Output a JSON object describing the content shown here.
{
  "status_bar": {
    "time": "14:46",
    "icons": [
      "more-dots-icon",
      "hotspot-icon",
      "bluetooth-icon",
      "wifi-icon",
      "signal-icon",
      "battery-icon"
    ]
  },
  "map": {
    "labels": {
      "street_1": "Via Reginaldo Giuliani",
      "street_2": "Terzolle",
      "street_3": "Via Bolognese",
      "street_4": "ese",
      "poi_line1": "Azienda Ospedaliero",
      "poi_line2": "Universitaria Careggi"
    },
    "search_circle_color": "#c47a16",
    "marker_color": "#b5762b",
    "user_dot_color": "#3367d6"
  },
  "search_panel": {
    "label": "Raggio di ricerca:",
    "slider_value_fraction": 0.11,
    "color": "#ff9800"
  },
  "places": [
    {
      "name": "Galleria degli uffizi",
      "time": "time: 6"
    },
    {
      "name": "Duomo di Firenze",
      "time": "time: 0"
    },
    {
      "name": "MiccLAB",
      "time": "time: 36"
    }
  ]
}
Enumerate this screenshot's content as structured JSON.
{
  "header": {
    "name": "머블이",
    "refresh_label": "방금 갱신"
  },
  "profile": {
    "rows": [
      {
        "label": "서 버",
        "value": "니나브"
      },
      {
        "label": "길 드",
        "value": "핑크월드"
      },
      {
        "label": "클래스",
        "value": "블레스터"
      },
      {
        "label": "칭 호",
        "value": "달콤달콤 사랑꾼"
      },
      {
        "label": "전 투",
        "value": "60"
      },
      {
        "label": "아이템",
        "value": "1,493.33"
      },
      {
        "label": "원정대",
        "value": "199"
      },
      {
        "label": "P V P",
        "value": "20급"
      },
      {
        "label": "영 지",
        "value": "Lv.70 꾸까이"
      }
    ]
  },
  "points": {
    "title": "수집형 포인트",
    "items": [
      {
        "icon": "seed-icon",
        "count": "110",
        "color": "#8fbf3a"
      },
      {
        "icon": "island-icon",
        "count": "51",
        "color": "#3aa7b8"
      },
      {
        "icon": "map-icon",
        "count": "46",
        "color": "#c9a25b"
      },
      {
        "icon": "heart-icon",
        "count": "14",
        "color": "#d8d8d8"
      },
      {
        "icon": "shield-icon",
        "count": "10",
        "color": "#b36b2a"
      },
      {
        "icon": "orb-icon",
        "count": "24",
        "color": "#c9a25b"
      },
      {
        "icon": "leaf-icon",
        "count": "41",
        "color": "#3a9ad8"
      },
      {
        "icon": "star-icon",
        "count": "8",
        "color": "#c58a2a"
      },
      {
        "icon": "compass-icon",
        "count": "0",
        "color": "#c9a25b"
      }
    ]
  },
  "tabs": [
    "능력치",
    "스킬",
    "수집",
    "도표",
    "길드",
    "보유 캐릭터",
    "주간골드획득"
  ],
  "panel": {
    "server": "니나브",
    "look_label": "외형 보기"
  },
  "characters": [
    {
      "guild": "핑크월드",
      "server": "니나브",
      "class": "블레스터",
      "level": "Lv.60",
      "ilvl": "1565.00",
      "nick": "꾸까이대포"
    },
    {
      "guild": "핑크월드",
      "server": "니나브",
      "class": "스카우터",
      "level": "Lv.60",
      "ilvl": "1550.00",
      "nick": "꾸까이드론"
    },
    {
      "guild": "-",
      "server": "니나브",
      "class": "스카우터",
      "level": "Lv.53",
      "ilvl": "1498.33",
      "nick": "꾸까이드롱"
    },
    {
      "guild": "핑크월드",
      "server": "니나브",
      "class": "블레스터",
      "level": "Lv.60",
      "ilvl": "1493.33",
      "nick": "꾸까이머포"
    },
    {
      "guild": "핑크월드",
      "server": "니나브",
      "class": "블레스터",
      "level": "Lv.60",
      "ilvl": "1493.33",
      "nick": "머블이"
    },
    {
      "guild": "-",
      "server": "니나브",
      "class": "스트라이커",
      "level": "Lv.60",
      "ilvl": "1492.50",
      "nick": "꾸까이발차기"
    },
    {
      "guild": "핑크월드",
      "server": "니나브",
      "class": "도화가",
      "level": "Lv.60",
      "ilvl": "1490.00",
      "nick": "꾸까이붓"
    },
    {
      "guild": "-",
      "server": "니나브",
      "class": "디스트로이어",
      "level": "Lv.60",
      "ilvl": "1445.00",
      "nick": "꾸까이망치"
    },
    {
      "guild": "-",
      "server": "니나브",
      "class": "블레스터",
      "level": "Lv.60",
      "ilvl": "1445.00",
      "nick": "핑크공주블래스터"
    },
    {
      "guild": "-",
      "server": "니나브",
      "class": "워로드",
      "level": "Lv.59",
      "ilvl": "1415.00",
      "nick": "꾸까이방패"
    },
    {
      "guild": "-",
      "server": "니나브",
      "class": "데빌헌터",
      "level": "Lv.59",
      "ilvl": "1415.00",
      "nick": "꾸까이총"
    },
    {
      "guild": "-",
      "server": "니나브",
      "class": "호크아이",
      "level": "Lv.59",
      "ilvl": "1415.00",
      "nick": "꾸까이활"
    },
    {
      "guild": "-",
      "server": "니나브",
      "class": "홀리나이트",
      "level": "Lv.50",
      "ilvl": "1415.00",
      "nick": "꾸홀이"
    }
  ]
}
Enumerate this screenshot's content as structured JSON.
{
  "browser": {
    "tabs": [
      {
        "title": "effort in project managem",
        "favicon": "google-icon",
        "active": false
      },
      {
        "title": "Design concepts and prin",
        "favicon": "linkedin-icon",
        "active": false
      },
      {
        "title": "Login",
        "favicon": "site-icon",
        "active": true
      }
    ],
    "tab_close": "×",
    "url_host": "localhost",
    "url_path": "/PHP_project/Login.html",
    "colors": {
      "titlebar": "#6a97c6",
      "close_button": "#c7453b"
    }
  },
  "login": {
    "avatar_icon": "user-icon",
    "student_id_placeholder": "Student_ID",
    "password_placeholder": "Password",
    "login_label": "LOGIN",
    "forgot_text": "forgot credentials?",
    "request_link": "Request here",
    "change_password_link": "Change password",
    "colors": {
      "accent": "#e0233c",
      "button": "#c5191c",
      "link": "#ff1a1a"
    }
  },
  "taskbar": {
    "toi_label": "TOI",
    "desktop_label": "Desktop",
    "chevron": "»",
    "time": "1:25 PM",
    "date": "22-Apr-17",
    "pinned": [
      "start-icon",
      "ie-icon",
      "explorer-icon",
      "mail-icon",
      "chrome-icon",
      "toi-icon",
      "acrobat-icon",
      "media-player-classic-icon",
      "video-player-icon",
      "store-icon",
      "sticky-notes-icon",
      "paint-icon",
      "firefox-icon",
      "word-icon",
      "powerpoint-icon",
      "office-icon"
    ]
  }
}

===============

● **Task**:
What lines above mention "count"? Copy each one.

● **Solution to the problem**:
        "count": "110",
        "count": "51",
        "count": "46",
        "count": "14",
        "count": "10",
        "count": "24",
        "count": "41",
        "count": "8",
        "count": "0",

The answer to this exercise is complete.